1866: New York State established the city’s Metropolitan Board of Health, following five years of Academy campaigning. Controlled by physicians, the Board of Health was a predecessor to the city’s health department and became a model for the country.
1915: New York State established the Office of Chief Medical Examiner, with assistance from the Academy Committee on Public Health and following years of calls to reform the flawed system of city coroners. The new system, which exists today, proved to be efficient, trustworthy, and cost-effective.
1928: The Academy formed the Committee of Twenty on Street and Outdoor Cleanliness, which spurred the creation of the NYC Department of Sanitation.
1933: the Academy issued a landmark study, Maternal Mortality In New York City, which found huge gaps in perinatal care and obstetrical practice. Its recommendations included increased education and training for both professionals and the public.
1938: Mayor Fiorello LaGuardia commissioned an Academy report on marijuana usage, which became an important touchstone in the movement to decriminalize marijuana.
1979: NYAM launched Growing Healthy, a school health education program. Following a five-year pilot program, in 1984 the program became the official health curriculum for New York City schools.
1994: NYAM established CUES, the Center for Urban Epidemiological Studies, which became a leader in community-based participatory research on topics including pediatric asthma, HIV/AIDS, harm reduction and vaccinating hard-to-reach populations.
2007: NYAM joined the WHO Global Age-Friendly Cities Project and co-founded Age-friendly New York City with the NYC Mayor’s Office and City Council. NYAM has since worked to create age-inclusive environments throughout NYC, New York State and worldwide where older people can thrive.
2020-2021: NYAM responded to the COVID-19 pandemic. Among other work, NYAM’s public deliberation researched informed New York City’s plans for equitable distribution of the COVID-19 vaccines.
Today, NYAM’s work is driven by the belief that everyone should have a fair chance to be healthy and live their best life, with a focus on centering community voices in its research, policy and programs. As the organization celebrates its 175th anniversary throughout 2022, it will introduce a new advocacy agenda and educational programs, expand its Community Program Advisory Board and Health Equity Scholars Network, and amplify voices from communities across NYC on the health issues that most affect them.
NYAM’s 2022 events will include a special 175th anniversary celebration in June, a series of open houses, and a new virtual event series called Then & Now that will explore the historical roots of current and critical health issues, plus the continuation of its popular Around the Table series with expert guests discussing timely health equity topics.
About The New York Academy of Medicine

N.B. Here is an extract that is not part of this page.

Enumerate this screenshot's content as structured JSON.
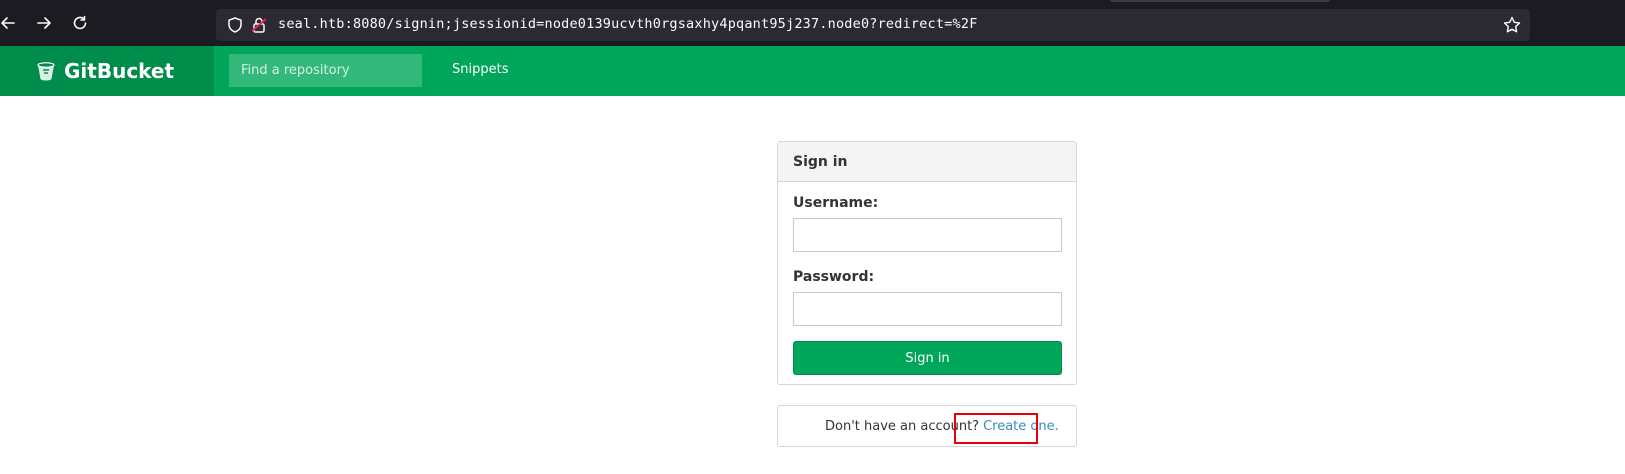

The New York Academy of Medicine (NYAM) tackles the barriers that prevent every individual from living a healthy life. NYAM generates the knowledge needed to change the systems that prevent people from accessing what they need to be healthy such as safe and affordable housing, healthy food, healthcare, and more. Through its high-profile programming for the general public, focused symposia for health professionals, and its base of dedicated Fellows and Members, NYAM engages the minds and hearts of those who also value advancing health equity to maximize health for all. For more information, visit nyam.org and follow @nyamnyc on social media.
CONTACT: Kiri Oliver The New York Academy of Medicine 212-822-7278 firstname.lastname@example.org